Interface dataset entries
● ● ●

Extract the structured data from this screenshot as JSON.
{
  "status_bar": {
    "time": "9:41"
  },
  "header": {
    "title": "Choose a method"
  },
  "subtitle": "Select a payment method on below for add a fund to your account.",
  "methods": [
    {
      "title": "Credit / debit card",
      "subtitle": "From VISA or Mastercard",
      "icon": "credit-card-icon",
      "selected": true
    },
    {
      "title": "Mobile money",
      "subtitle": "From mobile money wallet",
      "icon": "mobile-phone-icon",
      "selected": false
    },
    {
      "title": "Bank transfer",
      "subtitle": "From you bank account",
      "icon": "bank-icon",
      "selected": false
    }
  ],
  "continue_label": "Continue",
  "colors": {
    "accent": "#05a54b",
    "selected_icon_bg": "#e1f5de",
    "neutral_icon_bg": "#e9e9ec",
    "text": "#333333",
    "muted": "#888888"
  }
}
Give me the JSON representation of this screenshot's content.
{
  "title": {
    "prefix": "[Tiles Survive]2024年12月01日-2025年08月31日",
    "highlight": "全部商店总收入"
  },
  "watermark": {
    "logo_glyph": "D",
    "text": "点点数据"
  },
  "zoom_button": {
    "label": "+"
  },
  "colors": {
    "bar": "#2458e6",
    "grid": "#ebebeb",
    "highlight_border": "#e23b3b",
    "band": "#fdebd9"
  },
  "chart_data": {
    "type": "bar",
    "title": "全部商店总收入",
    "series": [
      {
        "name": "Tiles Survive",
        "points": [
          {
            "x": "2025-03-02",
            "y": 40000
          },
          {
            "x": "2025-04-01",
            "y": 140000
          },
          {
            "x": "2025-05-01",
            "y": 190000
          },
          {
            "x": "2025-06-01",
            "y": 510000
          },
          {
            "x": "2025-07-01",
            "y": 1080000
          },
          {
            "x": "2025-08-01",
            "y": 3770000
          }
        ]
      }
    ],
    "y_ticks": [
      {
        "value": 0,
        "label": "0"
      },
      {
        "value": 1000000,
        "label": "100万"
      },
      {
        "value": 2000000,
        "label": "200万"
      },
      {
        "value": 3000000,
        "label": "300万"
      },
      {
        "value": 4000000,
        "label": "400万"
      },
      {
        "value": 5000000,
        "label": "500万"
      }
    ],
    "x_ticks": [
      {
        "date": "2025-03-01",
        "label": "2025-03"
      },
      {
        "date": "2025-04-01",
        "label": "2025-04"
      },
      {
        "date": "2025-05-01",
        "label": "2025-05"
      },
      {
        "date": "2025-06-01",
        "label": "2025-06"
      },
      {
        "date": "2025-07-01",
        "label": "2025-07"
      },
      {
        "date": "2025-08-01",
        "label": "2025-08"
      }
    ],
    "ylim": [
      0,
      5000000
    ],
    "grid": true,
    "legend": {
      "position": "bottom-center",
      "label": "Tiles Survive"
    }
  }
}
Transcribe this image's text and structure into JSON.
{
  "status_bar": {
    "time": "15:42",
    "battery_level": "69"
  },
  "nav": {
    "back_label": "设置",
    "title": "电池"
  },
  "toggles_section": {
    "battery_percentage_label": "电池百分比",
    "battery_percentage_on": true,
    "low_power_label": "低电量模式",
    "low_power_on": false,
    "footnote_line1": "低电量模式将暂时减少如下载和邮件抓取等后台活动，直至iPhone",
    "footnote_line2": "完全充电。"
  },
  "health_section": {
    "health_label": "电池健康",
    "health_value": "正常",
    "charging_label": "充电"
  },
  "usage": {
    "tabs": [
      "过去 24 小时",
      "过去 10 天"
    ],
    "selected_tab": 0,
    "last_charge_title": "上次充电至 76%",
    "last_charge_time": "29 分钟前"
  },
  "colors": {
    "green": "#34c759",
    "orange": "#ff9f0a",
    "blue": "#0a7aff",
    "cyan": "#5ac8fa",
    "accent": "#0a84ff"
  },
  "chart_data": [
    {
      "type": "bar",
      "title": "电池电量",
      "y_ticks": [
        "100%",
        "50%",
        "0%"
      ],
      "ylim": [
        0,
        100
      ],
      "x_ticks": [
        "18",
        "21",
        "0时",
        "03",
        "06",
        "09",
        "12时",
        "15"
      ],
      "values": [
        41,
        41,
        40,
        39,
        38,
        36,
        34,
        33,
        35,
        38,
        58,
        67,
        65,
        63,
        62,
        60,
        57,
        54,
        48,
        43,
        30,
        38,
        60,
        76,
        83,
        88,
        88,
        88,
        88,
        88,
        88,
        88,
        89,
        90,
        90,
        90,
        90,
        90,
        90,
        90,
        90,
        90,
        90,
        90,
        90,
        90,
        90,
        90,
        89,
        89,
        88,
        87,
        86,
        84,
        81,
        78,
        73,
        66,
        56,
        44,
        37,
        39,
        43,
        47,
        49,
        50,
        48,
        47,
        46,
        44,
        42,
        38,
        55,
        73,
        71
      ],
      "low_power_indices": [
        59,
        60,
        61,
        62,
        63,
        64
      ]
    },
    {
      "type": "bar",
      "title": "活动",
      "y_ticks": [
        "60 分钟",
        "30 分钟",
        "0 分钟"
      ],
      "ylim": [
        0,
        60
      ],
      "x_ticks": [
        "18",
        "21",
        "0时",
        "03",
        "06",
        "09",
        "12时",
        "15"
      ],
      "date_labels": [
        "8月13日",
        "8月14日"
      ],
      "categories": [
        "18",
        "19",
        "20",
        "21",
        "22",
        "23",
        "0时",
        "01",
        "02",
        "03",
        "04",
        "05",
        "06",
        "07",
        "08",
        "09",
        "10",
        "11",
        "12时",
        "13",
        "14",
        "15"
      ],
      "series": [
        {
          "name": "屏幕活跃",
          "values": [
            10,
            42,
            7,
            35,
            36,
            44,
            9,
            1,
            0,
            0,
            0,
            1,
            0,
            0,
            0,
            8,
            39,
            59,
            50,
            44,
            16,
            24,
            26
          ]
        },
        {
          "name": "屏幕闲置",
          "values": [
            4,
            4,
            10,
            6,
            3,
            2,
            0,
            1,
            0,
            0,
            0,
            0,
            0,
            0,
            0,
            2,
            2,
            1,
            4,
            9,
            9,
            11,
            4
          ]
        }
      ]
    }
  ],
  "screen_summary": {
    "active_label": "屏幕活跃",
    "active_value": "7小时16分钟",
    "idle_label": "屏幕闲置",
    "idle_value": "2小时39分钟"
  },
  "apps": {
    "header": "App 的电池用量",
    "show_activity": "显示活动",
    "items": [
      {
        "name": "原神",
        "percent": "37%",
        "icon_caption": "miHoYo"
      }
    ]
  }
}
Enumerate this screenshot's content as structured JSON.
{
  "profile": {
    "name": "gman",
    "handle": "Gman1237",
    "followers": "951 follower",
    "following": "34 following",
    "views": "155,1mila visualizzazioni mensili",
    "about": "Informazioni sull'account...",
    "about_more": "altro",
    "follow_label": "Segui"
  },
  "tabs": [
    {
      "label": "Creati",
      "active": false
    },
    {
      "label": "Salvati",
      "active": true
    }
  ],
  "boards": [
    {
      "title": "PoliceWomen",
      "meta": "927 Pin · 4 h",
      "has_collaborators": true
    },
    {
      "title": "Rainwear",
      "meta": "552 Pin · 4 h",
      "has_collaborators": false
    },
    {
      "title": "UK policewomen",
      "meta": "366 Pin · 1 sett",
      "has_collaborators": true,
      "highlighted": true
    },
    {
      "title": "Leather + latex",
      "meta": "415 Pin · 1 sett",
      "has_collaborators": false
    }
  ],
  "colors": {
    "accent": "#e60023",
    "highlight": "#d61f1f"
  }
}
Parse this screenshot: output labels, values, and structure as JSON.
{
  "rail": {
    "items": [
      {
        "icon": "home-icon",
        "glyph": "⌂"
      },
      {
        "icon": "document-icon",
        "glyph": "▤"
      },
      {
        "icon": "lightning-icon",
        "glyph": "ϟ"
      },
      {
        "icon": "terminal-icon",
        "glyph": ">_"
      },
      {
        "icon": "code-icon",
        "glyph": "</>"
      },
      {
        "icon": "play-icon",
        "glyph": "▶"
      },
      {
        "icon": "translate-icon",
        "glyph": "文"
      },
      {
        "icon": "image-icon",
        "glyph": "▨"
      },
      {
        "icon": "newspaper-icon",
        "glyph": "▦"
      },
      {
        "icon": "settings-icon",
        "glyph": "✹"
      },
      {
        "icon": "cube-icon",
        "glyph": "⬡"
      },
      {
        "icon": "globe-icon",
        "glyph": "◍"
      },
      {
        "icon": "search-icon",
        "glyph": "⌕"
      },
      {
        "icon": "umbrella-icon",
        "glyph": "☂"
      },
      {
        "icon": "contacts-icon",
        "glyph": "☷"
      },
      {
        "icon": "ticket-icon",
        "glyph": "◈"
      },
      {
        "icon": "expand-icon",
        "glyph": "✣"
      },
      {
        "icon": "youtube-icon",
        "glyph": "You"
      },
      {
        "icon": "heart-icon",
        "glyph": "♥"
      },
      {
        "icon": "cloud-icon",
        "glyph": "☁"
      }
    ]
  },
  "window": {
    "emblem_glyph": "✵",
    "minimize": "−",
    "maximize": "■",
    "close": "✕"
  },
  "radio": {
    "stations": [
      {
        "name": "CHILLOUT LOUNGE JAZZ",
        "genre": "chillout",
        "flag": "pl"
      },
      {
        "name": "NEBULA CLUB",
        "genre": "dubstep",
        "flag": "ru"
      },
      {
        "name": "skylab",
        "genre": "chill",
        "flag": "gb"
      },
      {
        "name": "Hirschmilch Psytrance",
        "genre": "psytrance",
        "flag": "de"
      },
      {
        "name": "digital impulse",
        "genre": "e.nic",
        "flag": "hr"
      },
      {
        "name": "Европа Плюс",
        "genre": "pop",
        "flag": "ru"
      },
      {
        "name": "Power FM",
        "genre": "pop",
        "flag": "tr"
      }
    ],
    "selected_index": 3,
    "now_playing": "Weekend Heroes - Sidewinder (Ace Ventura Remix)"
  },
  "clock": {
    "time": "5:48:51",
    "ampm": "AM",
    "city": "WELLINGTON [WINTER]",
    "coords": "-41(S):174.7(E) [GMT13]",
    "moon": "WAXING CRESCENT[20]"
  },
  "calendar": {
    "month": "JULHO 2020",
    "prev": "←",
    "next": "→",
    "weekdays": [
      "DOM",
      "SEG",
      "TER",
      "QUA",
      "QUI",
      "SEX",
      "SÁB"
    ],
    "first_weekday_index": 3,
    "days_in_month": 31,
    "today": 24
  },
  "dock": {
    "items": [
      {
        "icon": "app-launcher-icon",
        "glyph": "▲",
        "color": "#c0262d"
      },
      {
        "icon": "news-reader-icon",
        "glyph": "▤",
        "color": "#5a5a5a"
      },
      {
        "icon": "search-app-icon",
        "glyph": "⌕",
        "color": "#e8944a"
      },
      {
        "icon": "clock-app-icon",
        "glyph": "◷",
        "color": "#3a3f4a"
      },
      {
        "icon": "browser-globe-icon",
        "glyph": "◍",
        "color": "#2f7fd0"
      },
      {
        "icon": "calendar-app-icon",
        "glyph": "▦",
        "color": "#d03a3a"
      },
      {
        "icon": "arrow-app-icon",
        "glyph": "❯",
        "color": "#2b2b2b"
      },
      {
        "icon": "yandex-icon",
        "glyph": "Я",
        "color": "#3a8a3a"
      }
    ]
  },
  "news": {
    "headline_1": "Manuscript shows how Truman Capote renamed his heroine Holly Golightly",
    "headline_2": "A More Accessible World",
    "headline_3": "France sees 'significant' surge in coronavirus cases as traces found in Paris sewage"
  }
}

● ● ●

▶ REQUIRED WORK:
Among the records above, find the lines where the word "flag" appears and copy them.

▶ EXPECTED ANSWER:
        "flag": "pl"
        "flag": "ru"
        "flag": "gb"
        "flag": "de"
        "flag": "hr"
        "flag": "ru"
        "flag": "tr"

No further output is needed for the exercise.